Wherever the word "Size" appears in the entries, copy the whole line.

Data in this exercise:

*** Block opens ***

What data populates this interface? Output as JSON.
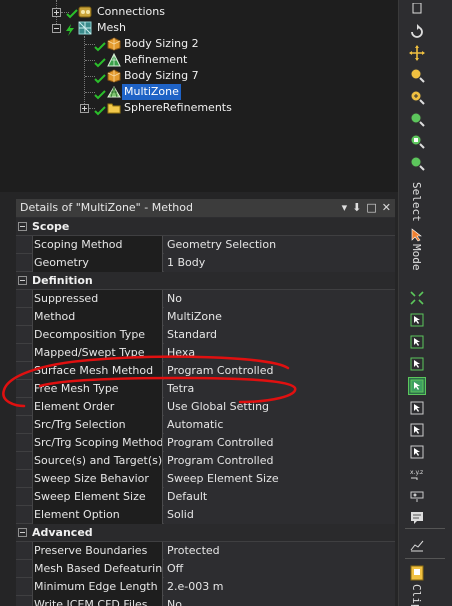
{
  "tree": {
    "nodes": [
      {
        "label": "Connections",
        "icon": "connections-icon"
      },
      {
        "label": "Mesh",
        "icon": "mesh-icon"
      },
      {
        "label": "Body Sizing 2",
        "icon": "body-sizing-icon"
      },
      {
        "label": "Refinement",
        "icon": "refinement-icon"
      },
      {
        "label": "Body Sizing 7",
        "icon": "body-sizing-icon"
      },
      {
        "label": "MultiZone",
        "icon": "multizone-icon",
        "selected": true
      },
      {
        "label": "SphereRefinements",
        "icon": "folder-icon"
      }
    ]
  },
  "details": {
    "title": "Details of \"MultiZone\" - Method",
    "tools": {
      "dropdown": "▾",
      "pin": "⬇",
      "float": "□",
      "close": "✕"
    },
    "sections": [
      {
        "label": "Scope",
        "rows": [
          {
            "name": "Scoping Method",
            "value": "Geometry Selection"
          },
          {
            "name": "Geometry",
            "value": "1 Body"
          }
        ]
      },
      {
        "label": "Definition",
        "rows": [
          {
            "name": "Suppressed",
            "value": "No"
          },
          {
            "name": "Method",
            "value": "MultiZone"
          },
          {
            "name": "Decomposition Type",
            "value": "Standard"
          },
          {
            "name": "Mapped/Swept Type",
            "value": "Hexa"
          },
          {
            "name": "Surface Mesh Method",
            "value": "Program Controlled"
          },
          {
            "name": "Free Mesh Type",
            "value": "Tetra"
          },
          {
            "name": "Element Order",
            "value": "Use Global Setting"
          },
          {
            "name": "Src/Trg Selection",
            "value": "Automatic"
          },
          {
            "name": "Src/Trg Scoping Method",
            "value": "Program Controlled"
          },
          {
            "name": "Source(s) and Target(s)",
            "value": "Program Controlled"
          },
          {
            "name": "Sweep Size Behavior",
            "value": "Sweep Element Size"
          },
          {
            "name": "Sweep Element Size",
            "value": "Default"
          },
          {
            "name": "Element Option",
            "value": "Solid"
          }
        ]
      },
      {
        "label": "Advanced",
        "rows": [
          {
            "name": "Preserve Boundaries",
            "value": "Protected"
          },
          {
            "name": "Mesh Based Defeaturing",
            "value": "Off"
          },
          {
            "name": "Minimum Edge Length",
            "value": "2.e-003 m"
          },
          {
            "name": "Write ICEM CFD Files",
            "value": "No"
          }
        ]
      }
    ]
  },
  "right_toolbar": {
    "select_label": "Select",
    "mode_label": "Mode",
    "clip_label": "Clip",
    "icons": [
      "rotate-icon",
      "pan-icon",
      "zoom-icon",
      "zoom-box-icon",
      "zoom-fit-icon",
      "zoom-selection-icon",
      "zoom-extents-icon"
    ]
  },
  "colors": {
    "selection": "#1f63c6",
    "annotation": "#e01010",
    "panel_bg": "#2d2d30",
    "tree_bg": "#1e1e1e"
  }
}
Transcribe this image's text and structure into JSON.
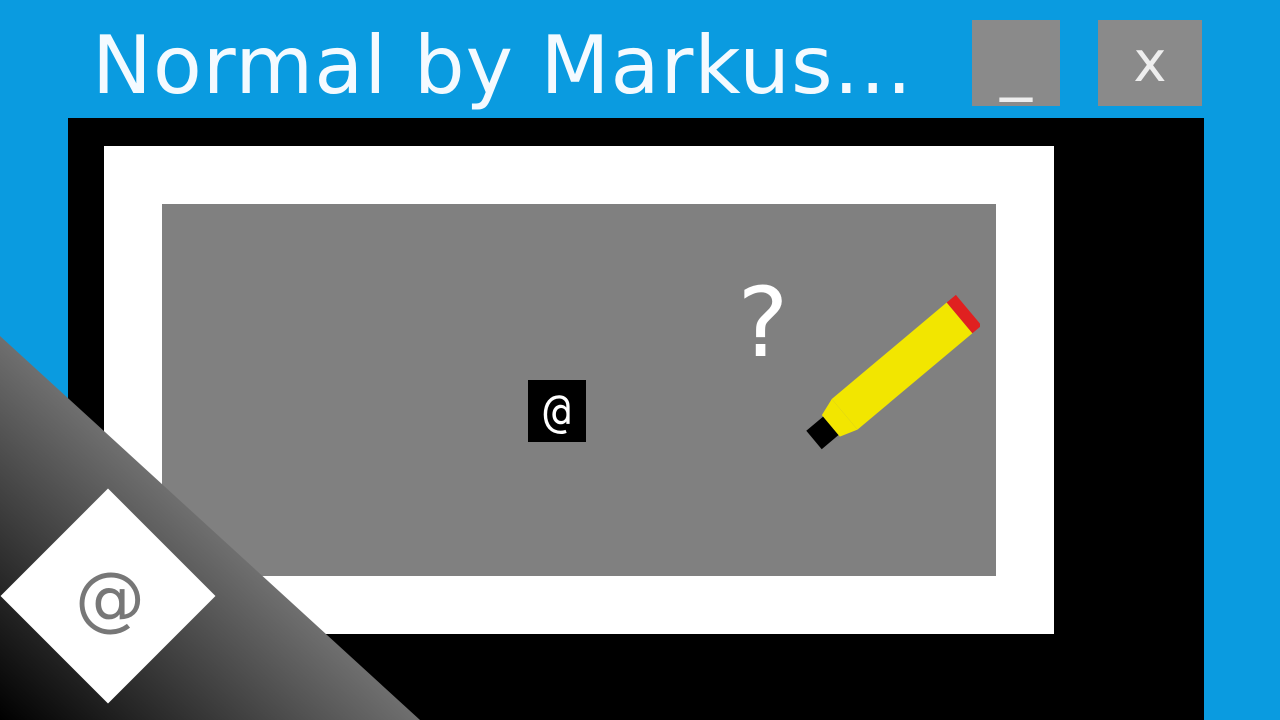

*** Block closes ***

Answer to the problem:
            "name": "Sweep Size Behavior",
            "value": "Sweep Element Size"
            "name": "Sweep Element Size",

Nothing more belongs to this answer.